If your home is poorly ventilated, consider installing a ventilation system or using a fan to improve air flow. Make sure to clean the filters regularly to prevent mold growth inside the fan or ventilation system.
By controlling humidity levels and ensuring proper ventilation, you greatly reduce the risk of mold growth anywhere. This will help to keep your baby safe and healthy, and prevent the need for more invasive mold removal.
When to Call a Pro
While there are baby-safe ways to remove mold and mildew, there are also times when you need to call in a professional.
In these instances, it’s usually best to seek expert help from an honest professional:
- If the mold or mildew covers a large area or is in hard-to-reach places.
- If you have tried several ways to remove the mold or mildew and it keeps coming back.
- If you or your baby have allergies or respiratory problems, such as asthma, that could be aggravated by exposure to mold.
- If you suspect there may be hidden mold in your home, such as behind walls or under flooring or carpet.
Professional mold remediators have the experience and equipment needed to safely and effectively remove mold and mildew from your home. They can also help identify the source of the problem and take steps to prevent future growth.
The health and safety of your baby is obviously your highest priority.
If you have any concerns about mold in your home, it’s always best to err on the side of caution and call in an honest, licensed professional with positive reviews on Google, Yelp, and other review platforms.
Why it’s important to remove mold and mildew for baby safety

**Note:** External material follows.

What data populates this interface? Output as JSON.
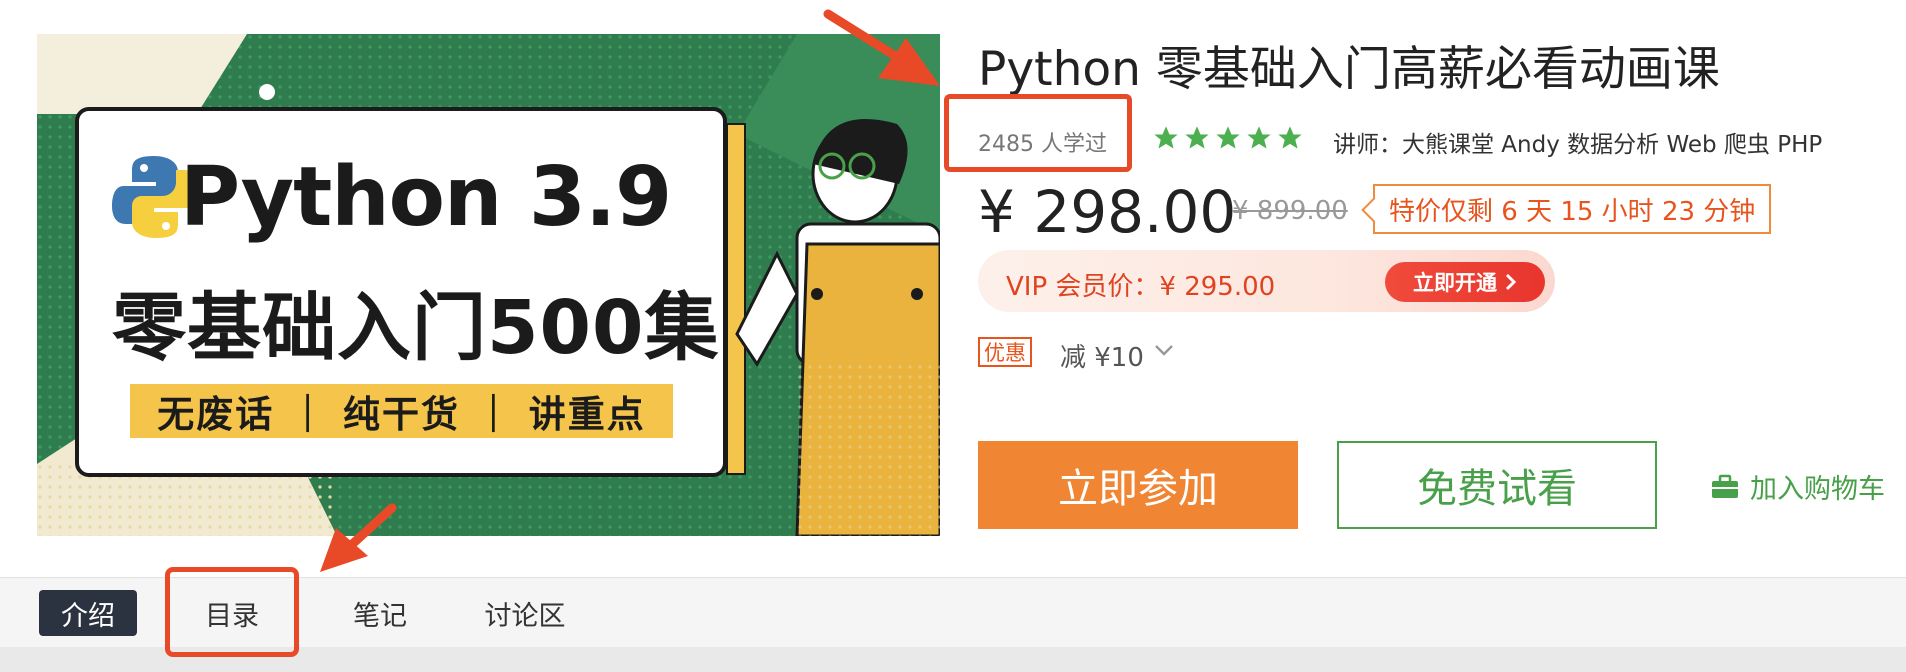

Mold and mildew are types of fungi that can grow in damp and humid environments. They are often found in bathrooms, kitchens, and other areas of the home that are prone to moisture. Although mold and mildew are common, they can pose a serious threat to your baby’s health if left untreated.
When mold and mildew grow, they release spores into the air. These spores can cause respiratory problems, allergic reactions, and other health issues for your baby. Babies are particularly vulnerable to the effects of mold and mildew because their immune systems are not fully developed. Exposure to mold and mildew can lead to a range of health problems, including:
- Stuffy nose
- Sore throat
- Coughing or wheezing
- Burning eyes
- Skin rash
- Inability to sleep soundly or through the night
For babies with asthma or allergies, exposure to mold and mildew can be particularly dangerous. It can trigger asthma attacks and other respiratory problems, which can be life-threatening.
Babies exposed to mold may also be more likely to develop allergies and asthma later in life, according to studies and the CDC.